### [Task objective]
From the entries, copy every line that carries the string "Voorkeuren".

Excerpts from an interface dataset
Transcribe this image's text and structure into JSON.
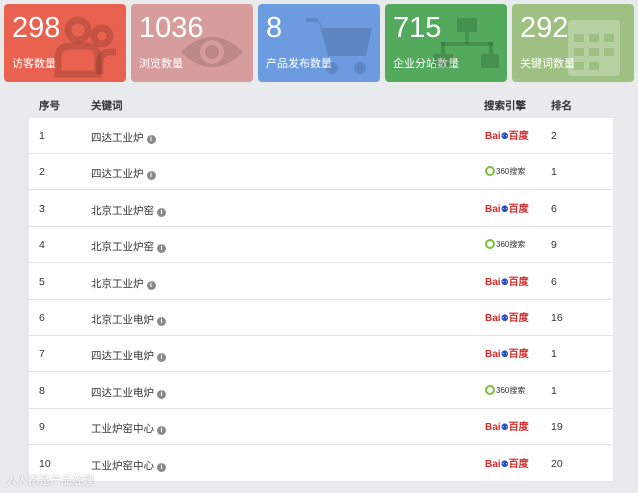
{
  "stats": [
    {
      "value": "298",
      "label": "访客数量",
      "color": "#e8624f",
      "icon": "users-icon"
    },
    {
      "value": "1036",
      "label": "浏览数量",
      "color": "#d79c9c",
      "icon": "eye-icon"
    },
    {
      "value": "8",
      "label": "产品发布数量",
      "color": "#6d9be0",
      "icon": "cart-icon"
    },
    {
      "value": "715",
      "label": "企业分站数量",
      "color": "#54aa5c",
      "icon": "sitemap-icon"
    },
    {
      "value": "292",
      "label": "关键词数量",
      "color": "#9ec183",
      "icon": "calendar-icon"
    }
  ],
  "table": {
    "headers": {
      "index": "序号",
      "keyword": "关键词",
      "engine": "搜索引擎",
      "rank": "排名"
    },
    "rows": [
      {
        "index": "1",
        "keyword": "四达工业炉",
        "engine": "baidu",
        "rank": "2"
      },
      {
        "index": "2",
        "keyword": "四达工业炉",
        "engine": "360",
        "rank": "1"
      },
      {
        "index": "3",
        "keyword": "北京工业炉窑",
        "engine": "baidu",
        "rank": "6"
      },
      {
        "index": "4",
        "keyword": "北京工业炉窑",
        "engine": "360",
        "rank": "9"
      },
      {
        "index": "5",
        "keyword": "北京工业炉",
        "engine": "baidu",
        "rank": "6"
      },
      {
        "index": "6",
        "keyword": "北京工业电炉",
        "engine": "baidu",
        "rank": "16"
      },
      {
        "index": "7",
        "keyword": "四达工业电炉",
        "engine": "baidu",
        "rank": "1"
      },
      {
        "index": "8",
        "keyword": "四达工业电炉",
        "engine": "360",
        "rank": "1"
      },
      {
        "index": "9",
        "keyword": "工业炉窑中心",
        "engine": "baidu",
        "rank": "19"
      },
      {
        "index": "10",
        "keyword": "工业炉窑中心",
        "engine": "baidu",
        "rank": "20"
      }
    ]
  },
  "engine_logos": {
    "baidu": {
      "left": "Bai",
      "right": "百度"
    },
    "360": {
      "text": "360搜索"
    }
  },
  "watermark": "人人都是产品经理"
}
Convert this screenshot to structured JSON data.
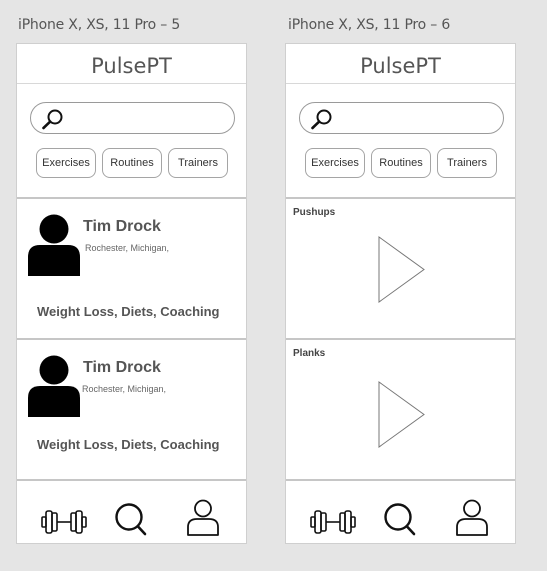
{
  "artboards": [
    {
      "title": "iPhone X, XS, 11 Pro – 5",
      "brand": "PulsePT",
      "chips": [
        "Exercises",
        "Routines",
        "Trainers"
      ],
      "trainers": [
        {
          "name": "Tim Drock",
          "location": "Rochester, Michigan,",
          "tags": "Weight Loss, Diets, Coaching"
        },
        {
          "name": "Tim Drock",
          "location": "Rochester, Michigan,",
          "tags": "Weight Loss, Diets, Coaching"
        }
      ],
      "nav": [
        "dumbbell-icon",
        "search-icon",
        "profile-icon"
      ]
    },
    {
      "title": "iPhone X, XS, 11 Pro – 6",
      "brand": "PulsePT",
      "chips": [
        "Exercises",
        "Routines",
        "Trainers"
      ],
      "videos": [
        {
          "title": "Pushups"
        },
        {
          "title": "Planks"
        }
      ],
      "nav": [
        "dumbbell-icon",
        "search-icon",
        "profile-icon"
      ]
    }
  ],
  "colors": {
    "canvas": "#e5e5e5",
    "phone": "#ffffff",
    "text": "#555555",
    "icon": "#000000"
  }
}
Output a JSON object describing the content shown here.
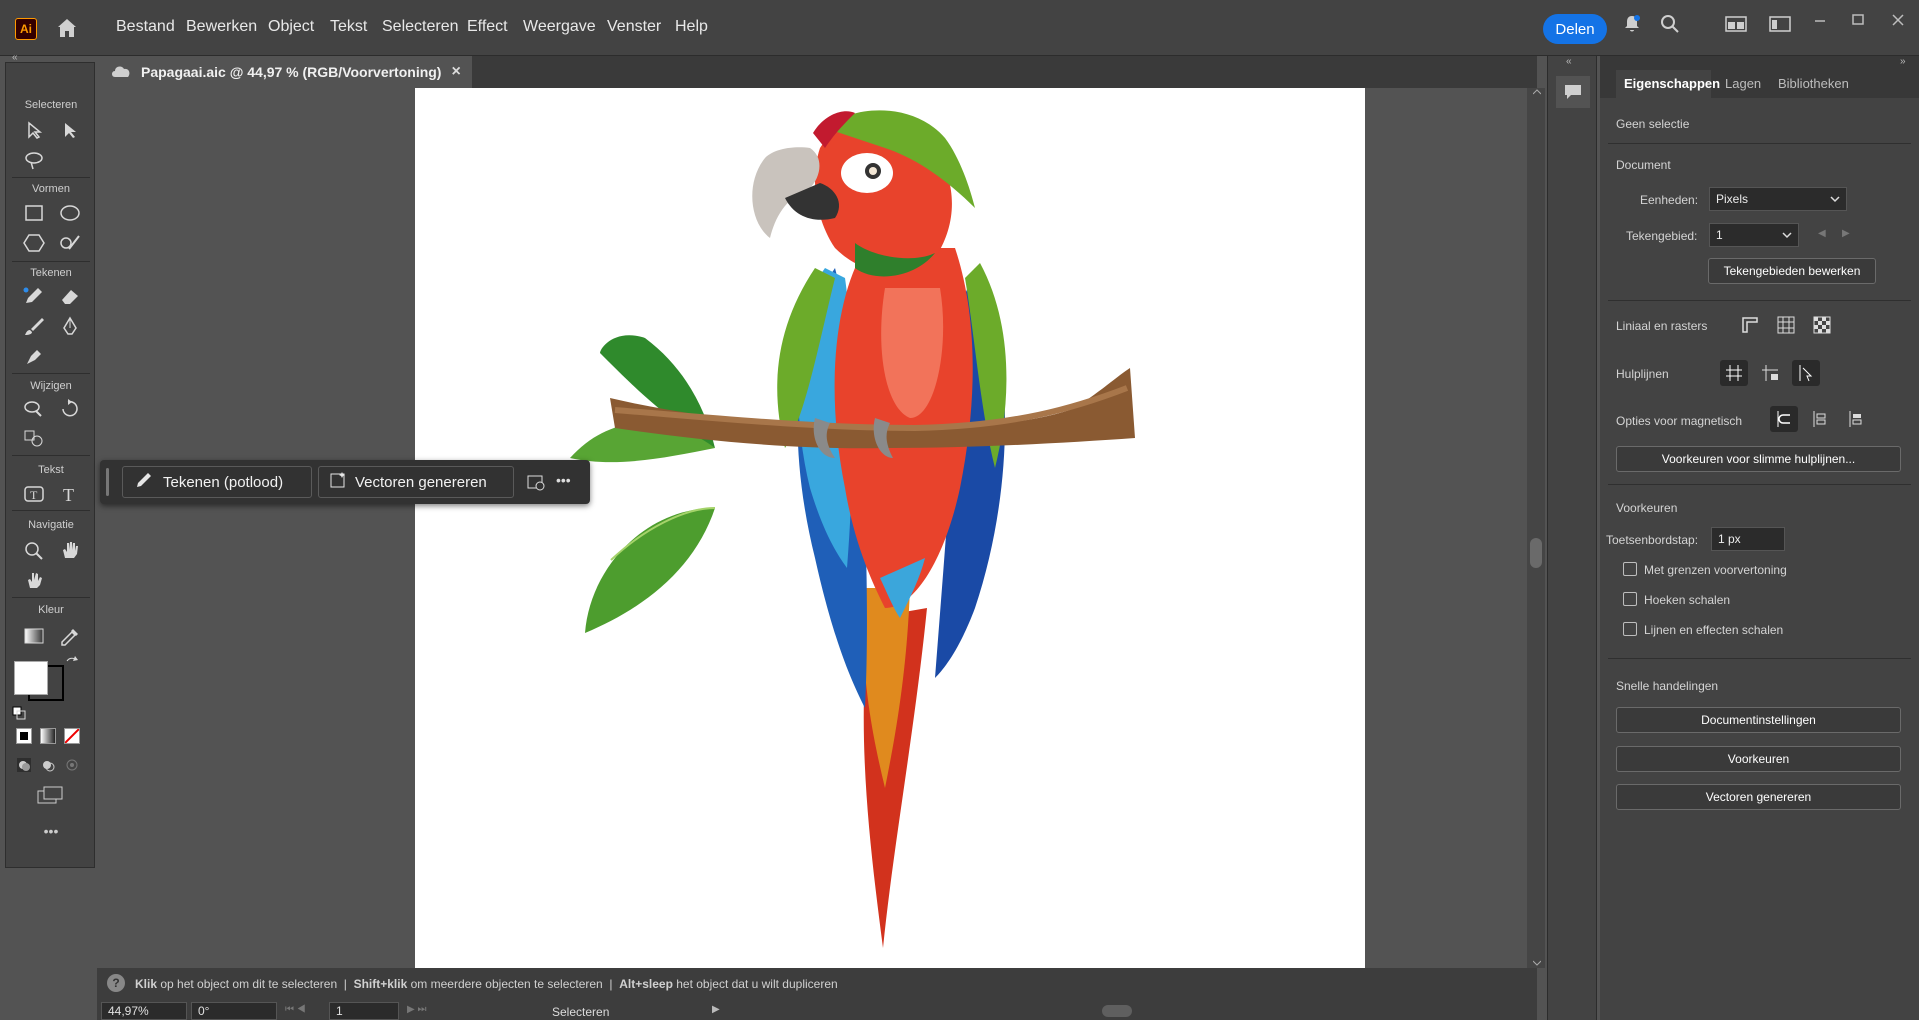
{
  "app": {
    "logo_text": "Ai"
  },
  "menu": [
    "Bestand",
    "Bewerken",
    "Object",
    "Tekst",
    "Selecteren",
    "Effect",
    "Weergave",
    "Venster",
    "Help"
  ],
  "share_button": "Delen",
  "document_tab": {
    "title": "Papagaai.aic @ 44,97 % (RGB/Voorvertoning)",
    "close": "×"
  },
  "toolbar": {
    "sections": [
      "Selecteren",
      "Vormen",
      "Tekenen",
      "Wijzigen",
      "Tekst",
      "Navigatie",
      "Kleur"
    ],
    "more": "•••"
  },
  "context_bar": {
    "draw_label": "Tekenen (potlood)",
    "generate_label": "Vectoren genereren",
    "more": "•••"
  },
  "status": {
    "hint_bold_1": "Klik",
    "hint_1": " op het object om dit te selecteren",
    "hint_bold_2": "Shift+klik",
    "hint_2": " om meerdere objecten te selecteren",
    "hint_bold_3": "Alt+sleep",
    "hint_3": " het object dat u wilt dupliceren",
    "separator": "|",
    "zoom": "44,97%",
    "rotation": "0°",
    "artboard_number": "1",
    "mode": "Selecteren"
  },
  "properties": {
    "tabs": [
      "Eigenschappen",
      "Lagen",
      "Bibliotheken"
    ],
    "no_selection": "Geen selectie",
    "document_heading": "Document",
    "units_label": "Eenheden:",
    "units_value": "Pixels",
    "artboard_label": "Tekengebied:",
    "artboard_value": "1",
    "edit_artboards": "Tekengebieden bewerken",
    "rulers_label": "Liniaal en rasters",
    "guides_label": "Hulplijnen",
    "snap_label": "Opties voor magnetisch",
    "smart_guides_button": "Voorkeuren voor slimme hulplijnen...",
    "preferences_heading": "Voorkeuren",
    "keyboard_step_label": "Toetsenbordstap:",
    "keyboard_step_value": "1 px",
    "checkboxes": [
      "Met grenzen voorvertoning",
      "Hoeken schalen",
      "Lijnen en effecten schalen"
    ],
    "quick_actions_heading": "Snelle handelingen",
    "quick_actions": [
      "Documentinstellingen",
      "Voorkeuren",
      "Vectoren genereren"
    ]
  },
  "colors": {
    "accent": "#1473e6",
    "chrome": "#434343",
    "canvas": "#535353"
  }
}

### [Task answer]
    "smart_guides_button": "Voorkeuren voor slimme hulplijnen...",
    "preferences_heading": "Voorkeuren",
      "Voorkeuren",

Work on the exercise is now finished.